(What needs to be done)
Give a verbatim copy of the lines below, minus the pictures.

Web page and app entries
————————
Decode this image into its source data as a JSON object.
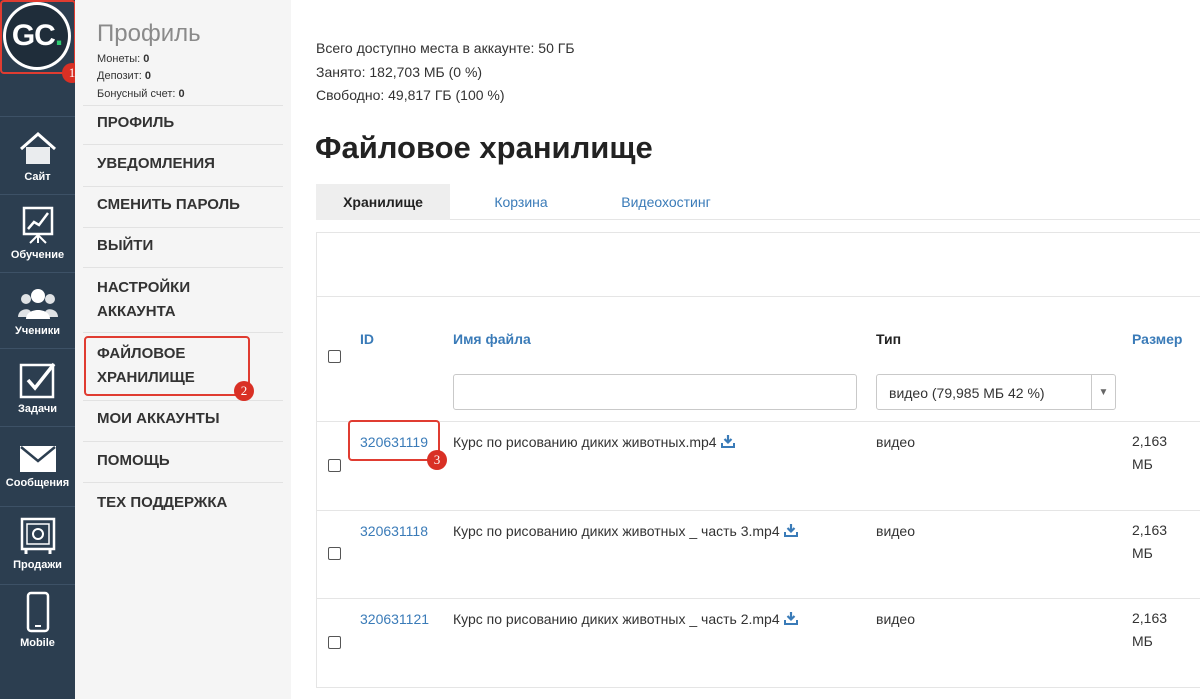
{
  "rail": {
    "logo_text": "GC",
    "logo_dot": ".",
    "items": [
      {
        "label": "Сайт",
        "icon": "home-icon"
      },
      {
        "label": "Обучение",
        "icon": "chart-board-icon"
      },
      {
        "label": "Ученики",
        "icon": "users-icon"
      },
      {
        "label": "Задачи",
        "icon": "checkbox-icon"
      },
      {
        "label": "Сообщения",
        "icon": "envelope-icon"
      },
      {
        "label": "Продажи",
        "icon": "safe-icon"
      },
      {
        "label": "Mobile",
        "icon": "phone-icon"
      }
    ]
  },
  "profile": {
    "title": "Профиль",
    "coins_label": "Монеты:",
    "coins_value": "0",
    "deposit_label": "Депозит:",
    "deposit_value": "0",
    "bonus_label": "Бонусный счет:",
    "bonus_value": "0"
  },
  "menu": {
    "items": [
      "ПРОФИЛЬ",
      "УВЕДОМЛЕНИЯ",
      "СМЕНИТЬ ПАРОЛЬ",
      "ВЫЙТИ",
      "НАСТРОЙКИ",
      "АККАУНТА",
      "ФАЙЛОВОЕ",
      "ХРАНИЛИЩЕ",
      "МОИ АККАУНТЫ",
      "ПОМОЩЬ",
      "ТЕХ ПОДДЕРЖКА"
    ]
  },
  "annotations": [
    "1",
    "2",
    "3"
  ],
  "storage": {
    "total": "Всего доступно места в аккаунте: 50 ГБ",
    "used": "Занято: 182,703 МБ (0 %)",
    "free": "Свободно: 49,817 ГБ (100 %)"
  },
  "page_title": "Файловое хранилище",
  "tabs": [
    "Хранилище",
    "Корзина",
    "Видеохостинг"
  ],
  "table": {
    "headers": {
      "id": "ID",
      "name": "Имя файла",
      "type": "Тип",
      "size": "Размер"
    },
    "filter_type_value": "видео (79,985 МБ 42 %)",
    "filter_name_value": "",
    "rows": [
      {
        "id": "320631119",
        "name": "Курс по рисованию диких животных.mp4",
        "type": "видео",
        "size_num": "2,163",
        "size_unit": "МБ"
      },
      {
        "id": "320631118",
        "name": "Курс по рисованию диких животных _ часть 3.mp4",
        "type": "видео",
        "size_num": "2,163",
        "size_unit": "МБ"
      },
      {
        "id": "320631121",
        "name": "Курс по рисованию диких животных _ часть 2.mp4",
        "type": "видео",
        "size_num": "2,163",
        "size_unit": "МБ"
      }
    ]
  },
  "colors": {
    "rail_bg": "#2c3e50",
    "link": "#3a7bb8",
    "annotation": "#d93025",
    "logo_accent": "#2ecc71"
  }
}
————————
(Answer space)
Decode this image into its source data as a JSON object.
{
  "rail": {
    "logo_text": "GC",
    "logo_dot": ".",
    "items": [
      {
        "label": "Сайт",
        "icon": "home-icon"
      },
      {
        "label": "Обучение",
        "icon": "chart-board-icon"
      },
      {
        "label": "Ученики",
        "icon": "users-icon"
      },
      {
        "label": "Задачи",
        "icon": "checkbox-icon"
      },
      {
        "label": "Сообщения",
        "icon": "envelope-icon"
      },
      {
        "label": "Продажи",
        "icon": "safe-icon"
      },
      {
        "label": "Mobile",
        "icon": "phone-icon"
      }
    ]
  },
  "profile": {
    "title": "Профиль",
    "coins_label": "Монеты:",
    "coins_value": "0",
    "deposit_label": "Депозит:",
    "deposit_value": "0",
    "bonus_label": "Бонусный счет:",
    "bonus_value": "0"
  },
  "menu": {
    "items": [
      "ПРОФИЛЬ",
      "УВЕДОМЛЕНИЯ",
      "СМЕНИТЬ ПАРОЛЬ",
      "ВЫЙТИ",
      "НАСТРОЙКИ",
      "АККАУНТА",
      "ФАЙЛОВОЕ",
      "ХРАНИЛИЩЕ",
      "МОИ АККАУНТЫ",
      "ПОМОЩЬ",
      "ТЕХ ПОДДЕРЖКА"
    ]
  },
  "annotations": [
    "1",
    "2",
    "3"
  ],
  "storage": {
    "total": "Всего доступно места в аккаунте: 50 ГБ",
    "used": "Занято: 182,703 МБ (0 %)",
    "free": "Свободно: 49,817 ГБ (100 %)"
  },
  "page_title": "Файловое хранилище",
  "tabs": [
    "Хранилище",
    "Корзина",
    "Видеохостинг"
  ],
  "table": {
    "headers": {
      "id": "ID",
      "name": "Имя файла",
      "type": "Тип",
      "size": "Размер"
    },
    "filter_type_value": "видео (79,985 МБ 42 %)",
    "filter_name_value": "",
    "rows": [
      {
        "id": "320631119",
        "name": "Курс по рисованию диких животных.mp4",
        "type": "видео",
        "size_num": "2,163",
        "size_unit": "МБ"
      },
      {
        "id": "320631118",
        "name": "Курс по рисованию диких животных _ часть 3.mp4",
        "type": "видео",
        "size_num": "2,163",
        "size_unit": "МБ"
      },
      {
        "id": "320631121",
        "name": "Курс по рисованию диких животных _ часть 2.mp4",
        "type": "видео",
        "size_num": "2,163",
        "size_unit": "МБ"
      }
    ]
  },
  "colors": {
    "rail_bg": "#2c3e50",
    "link": "#3a7bb8",
    "annotation": "#d93025",
    "logo_accent": "#2ecc71"
  }
}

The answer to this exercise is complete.